■ Aim of the task:
Where in the data does the word "Automatically" appear? Find those lines and copy them.
*** Records for this task
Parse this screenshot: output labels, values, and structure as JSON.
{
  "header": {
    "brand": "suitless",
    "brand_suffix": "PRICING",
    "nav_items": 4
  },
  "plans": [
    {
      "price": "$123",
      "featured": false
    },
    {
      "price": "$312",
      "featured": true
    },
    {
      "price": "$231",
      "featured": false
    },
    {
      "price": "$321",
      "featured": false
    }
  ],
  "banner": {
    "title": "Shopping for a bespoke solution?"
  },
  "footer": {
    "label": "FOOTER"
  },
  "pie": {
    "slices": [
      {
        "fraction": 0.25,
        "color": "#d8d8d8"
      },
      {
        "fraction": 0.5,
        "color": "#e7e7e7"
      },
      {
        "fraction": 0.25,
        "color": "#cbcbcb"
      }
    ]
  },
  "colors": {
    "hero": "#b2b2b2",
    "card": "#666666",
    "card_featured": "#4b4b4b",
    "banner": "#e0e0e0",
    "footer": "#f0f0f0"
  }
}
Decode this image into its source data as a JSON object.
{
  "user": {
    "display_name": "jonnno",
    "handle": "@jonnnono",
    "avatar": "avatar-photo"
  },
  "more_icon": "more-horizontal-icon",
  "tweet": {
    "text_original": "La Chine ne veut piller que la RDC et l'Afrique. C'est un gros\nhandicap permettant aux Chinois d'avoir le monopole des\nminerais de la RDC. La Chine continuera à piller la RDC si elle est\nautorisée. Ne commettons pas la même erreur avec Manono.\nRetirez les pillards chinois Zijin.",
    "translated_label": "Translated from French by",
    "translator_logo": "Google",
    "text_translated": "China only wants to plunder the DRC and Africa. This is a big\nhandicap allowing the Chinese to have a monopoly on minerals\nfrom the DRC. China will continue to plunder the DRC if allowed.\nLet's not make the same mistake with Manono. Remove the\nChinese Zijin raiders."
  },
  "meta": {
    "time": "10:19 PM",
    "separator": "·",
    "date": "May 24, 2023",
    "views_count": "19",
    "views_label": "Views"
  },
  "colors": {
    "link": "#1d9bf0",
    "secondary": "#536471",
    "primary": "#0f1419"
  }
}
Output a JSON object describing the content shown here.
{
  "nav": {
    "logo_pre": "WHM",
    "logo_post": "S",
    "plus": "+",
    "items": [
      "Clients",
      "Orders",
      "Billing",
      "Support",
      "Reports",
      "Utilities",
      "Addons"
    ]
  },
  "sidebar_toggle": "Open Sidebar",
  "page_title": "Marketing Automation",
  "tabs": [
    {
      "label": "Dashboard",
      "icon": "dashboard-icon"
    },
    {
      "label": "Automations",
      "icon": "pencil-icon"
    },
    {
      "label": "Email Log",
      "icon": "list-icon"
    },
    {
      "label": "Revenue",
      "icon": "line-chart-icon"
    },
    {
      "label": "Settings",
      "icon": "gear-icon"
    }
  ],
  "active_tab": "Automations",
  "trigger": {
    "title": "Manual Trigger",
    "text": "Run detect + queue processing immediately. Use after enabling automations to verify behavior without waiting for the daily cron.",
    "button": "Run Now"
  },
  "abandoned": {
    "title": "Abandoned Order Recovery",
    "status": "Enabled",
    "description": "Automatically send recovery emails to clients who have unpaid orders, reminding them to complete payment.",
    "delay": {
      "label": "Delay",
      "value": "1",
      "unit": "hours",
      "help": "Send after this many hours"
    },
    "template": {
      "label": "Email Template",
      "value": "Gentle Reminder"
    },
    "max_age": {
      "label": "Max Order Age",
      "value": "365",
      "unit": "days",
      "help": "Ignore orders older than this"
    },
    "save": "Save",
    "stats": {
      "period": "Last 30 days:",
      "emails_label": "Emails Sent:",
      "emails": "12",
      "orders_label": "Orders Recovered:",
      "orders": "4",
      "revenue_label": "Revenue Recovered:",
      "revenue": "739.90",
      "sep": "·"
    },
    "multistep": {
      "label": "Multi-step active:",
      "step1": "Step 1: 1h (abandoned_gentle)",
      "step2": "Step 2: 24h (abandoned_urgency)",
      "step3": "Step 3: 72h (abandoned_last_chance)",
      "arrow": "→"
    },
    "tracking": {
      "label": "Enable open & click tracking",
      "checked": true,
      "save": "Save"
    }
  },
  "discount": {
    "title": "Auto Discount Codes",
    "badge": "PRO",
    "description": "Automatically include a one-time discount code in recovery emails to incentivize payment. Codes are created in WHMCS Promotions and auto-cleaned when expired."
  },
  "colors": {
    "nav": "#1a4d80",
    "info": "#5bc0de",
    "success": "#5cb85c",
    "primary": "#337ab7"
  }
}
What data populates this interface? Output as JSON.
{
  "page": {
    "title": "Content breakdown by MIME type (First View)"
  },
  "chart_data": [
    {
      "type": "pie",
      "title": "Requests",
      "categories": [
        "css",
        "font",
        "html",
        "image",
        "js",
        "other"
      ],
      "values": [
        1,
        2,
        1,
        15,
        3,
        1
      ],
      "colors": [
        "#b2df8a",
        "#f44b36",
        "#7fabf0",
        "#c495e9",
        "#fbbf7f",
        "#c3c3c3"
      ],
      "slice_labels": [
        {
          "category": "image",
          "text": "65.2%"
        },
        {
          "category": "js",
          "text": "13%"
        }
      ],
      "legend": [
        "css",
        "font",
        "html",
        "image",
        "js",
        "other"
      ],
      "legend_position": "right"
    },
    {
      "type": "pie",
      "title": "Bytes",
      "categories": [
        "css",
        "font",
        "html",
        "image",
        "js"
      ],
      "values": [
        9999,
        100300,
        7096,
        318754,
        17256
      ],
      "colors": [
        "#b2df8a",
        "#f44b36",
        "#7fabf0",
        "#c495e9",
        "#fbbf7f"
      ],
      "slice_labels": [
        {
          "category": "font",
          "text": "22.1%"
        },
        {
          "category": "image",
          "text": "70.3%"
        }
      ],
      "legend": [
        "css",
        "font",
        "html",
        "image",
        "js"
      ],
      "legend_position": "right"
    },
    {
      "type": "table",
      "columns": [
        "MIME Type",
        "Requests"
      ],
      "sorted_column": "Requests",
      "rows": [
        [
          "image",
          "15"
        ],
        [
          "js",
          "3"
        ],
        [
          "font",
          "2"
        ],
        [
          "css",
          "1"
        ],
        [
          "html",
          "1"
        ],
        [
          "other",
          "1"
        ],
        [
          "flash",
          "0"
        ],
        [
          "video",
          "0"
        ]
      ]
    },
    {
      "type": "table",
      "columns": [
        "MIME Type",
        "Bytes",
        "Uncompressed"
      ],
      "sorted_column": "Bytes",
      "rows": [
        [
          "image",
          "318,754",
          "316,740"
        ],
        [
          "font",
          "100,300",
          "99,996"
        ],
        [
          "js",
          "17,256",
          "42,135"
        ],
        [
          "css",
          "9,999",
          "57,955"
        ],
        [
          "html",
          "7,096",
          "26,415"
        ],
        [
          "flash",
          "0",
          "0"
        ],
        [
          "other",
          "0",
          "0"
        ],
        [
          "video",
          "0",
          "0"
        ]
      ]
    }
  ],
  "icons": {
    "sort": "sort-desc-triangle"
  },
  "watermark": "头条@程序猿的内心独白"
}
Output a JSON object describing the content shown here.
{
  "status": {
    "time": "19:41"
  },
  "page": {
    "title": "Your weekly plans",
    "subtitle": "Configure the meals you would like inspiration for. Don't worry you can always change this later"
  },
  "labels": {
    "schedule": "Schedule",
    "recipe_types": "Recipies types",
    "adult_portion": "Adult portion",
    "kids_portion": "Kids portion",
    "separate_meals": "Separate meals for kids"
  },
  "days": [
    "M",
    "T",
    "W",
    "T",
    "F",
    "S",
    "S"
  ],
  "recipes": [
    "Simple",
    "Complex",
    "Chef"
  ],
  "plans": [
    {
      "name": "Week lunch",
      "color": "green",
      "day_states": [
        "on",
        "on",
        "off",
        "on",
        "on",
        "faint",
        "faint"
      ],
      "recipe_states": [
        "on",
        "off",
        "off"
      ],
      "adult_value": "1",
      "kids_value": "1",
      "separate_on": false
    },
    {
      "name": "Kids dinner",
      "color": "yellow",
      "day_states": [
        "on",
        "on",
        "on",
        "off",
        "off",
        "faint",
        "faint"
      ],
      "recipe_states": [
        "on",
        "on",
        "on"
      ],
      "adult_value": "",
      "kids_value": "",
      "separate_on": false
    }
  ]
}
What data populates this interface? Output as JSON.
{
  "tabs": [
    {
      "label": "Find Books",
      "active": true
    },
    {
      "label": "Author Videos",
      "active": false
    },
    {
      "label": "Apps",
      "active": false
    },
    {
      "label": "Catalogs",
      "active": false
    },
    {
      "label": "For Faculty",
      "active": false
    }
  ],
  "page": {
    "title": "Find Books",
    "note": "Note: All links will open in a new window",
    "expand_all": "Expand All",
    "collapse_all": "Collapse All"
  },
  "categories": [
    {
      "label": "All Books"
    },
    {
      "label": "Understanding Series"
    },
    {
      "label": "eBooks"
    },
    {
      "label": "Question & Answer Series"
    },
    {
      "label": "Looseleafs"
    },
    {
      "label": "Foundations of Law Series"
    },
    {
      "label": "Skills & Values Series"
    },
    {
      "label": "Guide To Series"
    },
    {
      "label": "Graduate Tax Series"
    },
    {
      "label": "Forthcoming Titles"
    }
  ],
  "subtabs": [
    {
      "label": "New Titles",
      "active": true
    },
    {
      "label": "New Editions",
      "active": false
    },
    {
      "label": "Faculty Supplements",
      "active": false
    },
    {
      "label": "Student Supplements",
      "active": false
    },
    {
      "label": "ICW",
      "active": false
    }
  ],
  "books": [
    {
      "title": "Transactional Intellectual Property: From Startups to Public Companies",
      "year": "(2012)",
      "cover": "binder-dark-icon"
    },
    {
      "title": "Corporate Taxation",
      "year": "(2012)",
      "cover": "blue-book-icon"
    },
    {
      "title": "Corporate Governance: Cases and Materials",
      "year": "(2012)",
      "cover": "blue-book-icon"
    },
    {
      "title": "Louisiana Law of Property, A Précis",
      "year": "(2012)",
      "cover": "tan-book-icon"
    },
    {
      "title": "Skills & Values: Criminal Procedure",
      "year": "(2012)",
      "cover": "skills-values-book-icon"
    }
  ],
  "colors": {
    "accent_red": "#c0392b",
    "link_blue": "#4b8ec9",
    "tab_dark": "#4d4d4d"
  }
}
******
■ Answer box:
    "description": "Automatically send recovery emails to clients who have unpaid orders, reminding them to complete payment.",
    "description": "Automatically include a one-time discount code in recovery emails to incentivize payment. Codes are created in WHMCS Promotions and auto-cleaned when expired."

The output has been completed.